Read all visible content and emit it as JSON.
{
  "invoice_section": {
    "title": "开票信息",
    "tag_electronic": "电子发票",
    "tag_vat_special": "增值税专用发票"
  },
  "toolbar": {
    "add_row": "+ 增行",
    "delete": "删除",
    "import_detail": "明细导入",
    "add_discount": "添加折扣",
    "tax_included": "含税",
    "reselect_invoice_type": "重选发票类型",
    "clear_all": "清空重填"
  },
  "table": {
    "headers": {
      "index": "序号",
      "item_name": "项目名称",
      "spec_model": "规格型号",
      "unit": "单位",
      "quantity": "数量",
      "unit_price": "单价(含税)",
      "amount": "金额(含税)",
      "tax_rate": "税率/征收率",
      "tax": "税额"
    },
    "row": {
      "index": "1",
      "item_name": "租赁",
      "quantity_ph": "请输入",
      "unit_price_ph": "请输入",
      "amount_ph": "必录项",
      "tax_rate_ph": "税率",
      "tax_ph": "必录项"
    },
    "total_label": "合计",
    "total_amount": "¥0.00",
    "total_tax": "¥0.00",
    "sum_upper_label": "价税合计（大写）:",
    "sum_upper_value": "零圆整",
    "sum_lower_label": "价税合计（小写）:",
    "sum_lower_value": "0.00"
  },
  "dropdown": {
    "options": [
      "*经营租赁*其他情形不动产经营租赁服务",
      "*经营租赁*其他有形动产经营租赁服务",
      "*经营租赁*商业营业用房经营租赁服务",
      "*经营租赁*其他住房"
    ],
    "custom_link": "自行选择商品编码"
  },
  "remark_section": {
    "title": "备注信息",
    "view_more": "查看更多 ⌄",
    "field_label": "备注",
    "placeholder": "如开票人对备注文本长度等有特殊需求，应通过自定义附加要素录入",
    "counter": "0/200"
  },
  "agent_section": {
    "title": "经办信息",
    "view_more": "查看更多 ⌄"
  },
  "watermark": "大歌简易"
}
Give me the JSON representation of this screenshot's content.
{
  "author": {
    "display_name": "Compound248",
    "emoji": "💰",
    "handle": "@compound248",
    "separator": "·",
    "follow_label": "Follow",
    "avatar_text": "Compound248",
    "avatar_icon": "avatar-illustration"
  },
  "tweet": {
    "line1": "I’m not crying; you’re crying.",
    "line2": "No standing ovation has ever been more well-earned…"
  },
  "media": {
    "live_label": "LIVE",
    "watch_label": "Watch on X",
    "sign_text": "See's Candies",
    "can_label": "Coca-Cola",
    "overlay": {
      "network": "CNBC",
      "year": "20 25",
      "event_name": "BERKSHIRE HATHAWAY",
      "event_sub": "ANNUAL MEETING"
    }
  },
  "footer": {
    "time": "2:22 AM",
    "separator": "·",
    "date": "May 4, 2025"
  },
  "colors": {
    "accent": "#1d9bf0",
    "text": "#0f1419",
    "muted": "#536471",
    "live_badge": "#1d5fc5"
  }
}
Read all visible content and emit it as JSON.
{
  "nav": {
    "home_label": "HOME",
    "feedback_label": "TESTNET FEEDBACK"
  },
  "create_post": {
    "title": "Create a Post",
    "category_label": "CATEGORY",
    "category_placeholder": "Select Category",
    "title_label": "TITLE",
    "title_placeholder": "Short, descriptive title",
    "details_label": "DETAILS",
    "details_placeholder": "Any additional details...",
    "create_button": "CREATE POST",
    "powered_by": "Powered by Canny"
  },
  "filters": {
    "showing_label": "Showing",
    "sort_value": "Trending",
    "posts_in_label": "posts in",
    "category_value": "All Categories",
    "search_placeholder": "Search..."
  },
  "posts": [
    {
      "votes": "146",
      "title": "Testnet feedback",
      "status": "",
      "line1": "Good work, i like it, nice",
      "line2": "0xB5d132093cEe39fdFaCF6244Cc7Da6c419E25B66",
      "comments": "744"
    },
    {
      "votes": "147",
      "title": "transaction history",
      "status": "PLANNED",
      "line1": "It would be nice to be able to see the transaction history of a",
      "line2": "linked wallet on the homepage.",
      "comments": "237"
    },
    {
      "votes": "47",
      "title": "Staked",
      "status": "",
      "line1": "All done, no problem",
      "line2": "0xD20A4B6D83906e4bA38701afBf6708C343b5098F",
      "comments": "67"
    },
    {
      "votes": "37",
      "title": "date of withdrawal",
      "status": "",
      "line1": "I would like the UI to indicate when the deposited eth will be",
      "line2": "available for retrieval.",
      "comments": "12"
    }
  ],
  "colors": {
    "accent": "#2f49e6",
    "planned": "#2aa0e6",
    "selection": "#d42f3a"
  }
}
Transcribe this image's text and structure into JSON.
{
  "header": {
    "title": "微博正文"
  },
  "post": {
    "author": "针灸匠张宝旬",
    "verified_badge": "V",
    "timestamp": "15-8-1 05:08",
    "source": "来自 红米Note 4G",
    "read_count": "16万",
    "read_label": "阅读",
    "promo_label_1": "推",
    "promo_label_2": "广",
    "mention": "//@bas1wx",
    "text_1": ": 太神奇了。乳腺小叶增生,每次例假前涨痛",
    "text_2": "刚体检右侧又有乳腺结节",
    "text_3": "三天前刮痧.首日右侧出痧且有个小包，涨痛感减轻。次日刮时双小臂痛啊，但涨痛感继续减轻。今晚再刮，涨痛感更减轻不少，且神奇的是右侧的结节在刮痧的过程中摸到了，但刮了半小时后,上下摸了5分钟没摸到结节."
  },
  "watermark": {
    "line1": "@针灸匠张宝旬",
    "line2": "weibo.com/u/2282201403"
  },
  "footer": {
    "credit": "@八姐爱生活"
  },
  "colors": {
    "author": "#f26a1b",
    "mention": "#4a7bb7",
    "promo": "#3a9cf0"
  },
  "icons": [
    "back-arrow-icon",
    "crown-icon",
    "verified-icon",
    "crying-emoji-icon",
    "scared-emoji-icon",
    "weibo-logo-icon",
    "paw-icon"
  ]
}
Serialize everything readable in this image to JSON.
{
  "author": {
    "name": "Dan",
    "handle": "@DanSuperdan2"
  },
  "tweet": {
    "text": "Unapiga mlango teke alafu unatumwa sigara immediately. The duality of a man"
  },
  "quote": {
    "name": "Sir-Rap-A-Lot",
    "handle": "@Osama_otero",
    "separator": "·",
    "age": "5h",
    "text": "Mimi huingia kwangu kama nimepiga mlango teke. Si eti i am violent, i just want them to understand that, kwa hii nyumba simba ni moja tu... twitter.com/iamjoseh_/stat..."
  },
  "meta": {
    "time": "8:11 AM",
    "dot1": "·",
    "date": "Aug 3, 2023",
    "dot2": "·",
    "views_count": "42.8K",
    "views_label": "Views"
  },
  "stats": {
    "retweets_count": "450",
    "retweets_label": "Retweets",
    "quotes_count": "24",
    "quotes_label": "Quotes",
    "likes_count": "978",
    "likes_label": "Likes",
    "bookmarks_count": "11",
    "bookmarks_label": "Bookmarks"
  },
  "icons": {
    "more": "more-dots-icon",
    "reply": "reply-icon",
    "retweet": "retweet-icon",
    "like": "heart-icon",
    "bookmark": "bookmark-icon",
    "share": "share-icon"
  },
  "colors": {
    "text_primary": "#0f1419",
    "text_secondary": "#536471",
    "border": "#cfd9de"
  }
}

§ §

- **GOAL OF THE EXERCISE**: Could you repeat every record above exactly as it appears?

- **YOUR SOLUTION**:
Read all visible content and emit it as JSON.
{
  "invoice_section": {
    "title": "开票信息",
    "tag_electronic": "电子发票",
    "tag_vat_special": "增值税专用发票"
  },
  "toolbar": {
    "add_row": "+ 增行",
    "delete": "删除",
    "import_detail": "明细导入",
    "add_discount": "添加折扣",
    "tax_included": "含税",
    "reselect_invoice_type": "重选发票类型",
    "clear_all": "清空重填"
  },
  "table": {
    "headers": {
      "index": "序号",
      "item_name": "项目名称",
      "spec_model": "规格型号",
      "unit": "单位",
      "quantity": "数量",
      "unit_price": "单价(含税)",
      "amount": "金额(含税)",
      "tax_rate": "税率/征收率",
      "tax": "税额"
    },
    "row": {
      "index": "1",
      "item_name": "租赁",
      "quantity_ph": "请输入",
      "unit_price_ph": "请输入",
      "amount_ph": "必录项",
      "tax_rate_ph": "税率",
      "tax_ph": "必录项"
    },
    "total_label": "合计",
    "total_amount": "¥0.00",
    "total_tax": "¥0.00",
    "sum_upper_label": "价税合计（大写）:",
    "sum_upper_value": "零圆整",
    "sum_lower_label": "价税合计（小写）:",
    "sum_lower_value": "0.00"
  },
  "dropdown": {
    "options": [
      "*经营租赁*其他情形不动产经营租赁服务",
      "*经营租赁*其他有形动产经营租赁服务",
      "*经营租赁*商业营业用房经营租赁服务",
      "*经营租赁*其他住房"
    ],
    "custom_link": "自行选择商品编码"
  },
  "remark_section": {
    "title": "备注信息",
    "view_more": "查看更多 ⌄",
    "field_label": "备注",
    "placeholder": "如开票人对备注文本长度等有特殊需求，应通过自定义附加要素录入",
    "counter": "0/200"
  },
  "agent_section": {
    "title": "经办信息",
    "view_more": "查看更多 ⌄"
  },
  "watermark": "大歌简易"
}
Give me the JSON representation of this screenshot's content.
{
  "author": {
    "display_name": "Compound248",
    "emoji": "💰",
    "handle": "@compound248",
    "separator": "·",
    "follow_label": "Follow",
    "avatar_text": "Compound248",
    "avatar_icon": "avatar-illustration"
  },
  "tweet": {
    "line1": "I’m not crying; you’re crying.",
    "line2": "No standing ovation has ever been more well-earned…"
  },
  "media": {
    "live_label": "LIVE",
    "watch_label": "Watch on X",
    "sign_text": "See's Candies",
    "can_label": "Coca-Cola",
    "overlay": {
      "network": "CNBC",
      "year": "20 25",
      "event_name": "BERKSHIRE HATHAWAY",
      "event_sub": "ANNUAL MEETING"
    }
  },
  "footer": {
    "time": "2:22 AM",
    "separator": "·",
    "date": "May 4, 2025"
  },
  "colors": {
    "accent": "#1d9bf0",
    "text": "#0f1419",
    "muted": "#536471",
    "live_badge": "#1d5fc5"
  }
}
Read all visible content and emit it as JSON.
{
  "nav": {
    "home_label": "HOME",
    "feedback_label": "TESTNET FEEDBACK"
  },
  "create_post": {
    "title": "Create a Post",
    "category_label": "CATEGORY",
    "category_placeholder": "Select Category",
    "title_label": "TITLE",
    "title_placeholder": "Short, descriptive title",
    "details_label": "DETAILS",
    "details_placeholder": "Any additional details...",
    "create_button": "CREATE POST",
    "powered_by": "Powered by Canny"
  },
  "filters": {
    "showing_label": "Showing",
    "sort_value": "Trending",
    "posts_in_label": "posts in",
    "category_value": "All Categories",
    "search_placeholder": "Search..."
  },
  "posts": [
    {
      "votes": "146",
      "title": "Testnet feedback",
      "status": "",
      "line1": "Good work, i like it, nice",
      "line2": "0xB5d132093cEe39fdFaCF6244Cc7Da6c419E25B66",
      "comments": "744"
    },
    {
      "votes": "147",
      "title": "transaction history",
      "status": "PLANNED",
      "line1": "It would be nice to be able to see the transaction history of a",
      "line2": "linked wallet on the homepage.",
      "comments": "237"
    },
    {
      "votes": "47",
      "title": "Staked",
      "status": "",
      "line1": "All done, no problem",
      "line2": "0xD20A4B6D83906e4bA38701afBf6708C343b5098F",
      "comments": "67"
    },
    {
      "votes": "37",
      "title": "date of withdrawal",
      "status": "",
      "line1": "I would like the UI to indicate when the deposited eth will be",
      "line2": "available for retrieval.",
      "comments": "12"
    }
  ],
  "colors": {
    "accent": "#2f49e6",
    "planned": "#2aa0e6",
    "selection": "#d42f3a"
  }
}
Transcribe this image's text and structure into JSON.
{
  "header": {
    "title": "微博正文"
  },
  "post": {
    "author": "针灸匠张宝旬",
    "verified_badge": "V",
    "timestamp": "15-8-1 05:08",
    "source": "来自 红米Note 4G",
    "read_count": "16万",
    "read_label": "阅读",
    "promo_label_1": "推",
    "promo_label_2": "广",
    "mention": "//@bas1wx",
    "text_1": ": 太神奇了。乳腺小叶增生,每次例假前涨痛",
    "text_2": "刚体检右侧又有乳腺结节",
    "text_3": "三天前刮痧.首日右侧出痧且有个小包，涨痛感减轻。次日刮时双小臂痛啊，但涨痛感继续减轻。今晚再刮，涨痛感更减轻不少，且神奇的是右侧的结节在刮痧的过程中摸到了，但刮了半小时后,上下摸了5分钟没摸到结节."
  },
  "watermark": {
    "line1": "@针灸匠张宝旬",
    "line2": "weibo.com/u/2282201403"
  },
  "footer": {
    "credit": "@八姐爱生活"
  },
  "colors": {
    "author": "#f26a1b",
    "mention": "#4a7bb7",
    "promo": "#3a9cf0"
  },
  "icons": [
    "back-arrow-icon",
    "crown-icon",
    "verified-icon",
    "crying-emoji-icon",
    "scared-emoji-icon",
    "weibo-logo-icon",
    "paw-icon"
  ]
}
Serialize everything readable in this image to JSON.
{
  "author": {
    "name": "Dan",
    "handle": "@DanSuperdan2"
  },
  "tweet": {
    "text": "Unapiga mlango teke alafu unatumwa sigara immediately. The duality of a man"
  },
  "quote": {
    "name": "Sir-Rap-A-Lot",
    "handle": "@Osama_otero",
    "separator": "·",
    "age": "5h",
    "text": "Mimi huingia kwangu kama nimepiga mlango teke. Si eti i am violent, i just want them to understand that, kwa hii nyumba simba ni moja tu... twitter.com/iamjoseh_/stat..."
  },
  "meta": {
    "time": "8:11 AM",
    "dot1": "·",
    "date": "Aug 3, 2023",
    "dot2": "·",
    "views_count": "42.8K",
    "views_label": "Views"
  },
  "stats": {
    "retweets_count": "450",
    "retweets_label": "Retweets",
    "quotes_count": "24",
    "quotes_label": "Quotes",
    "likes_count": "978",
    "likes_label": "Likes",
    "bookmarks_count": "11",
    "bookmarks_label": "Bookmarks"
  },
  "icons": {
    "more": "more-dots-icon",
    "reply": "reply-icon",
    "retweet": "retweet-icon",
    "like": "heart-icon",
    "bookmark": "bookmark-icon",
    "share": "share-icon"
  },
  "colors": {
    "text_primary": "#0f1419",
    "text_secondary": "#536471",
    "border": "#cfd9de"
  }
}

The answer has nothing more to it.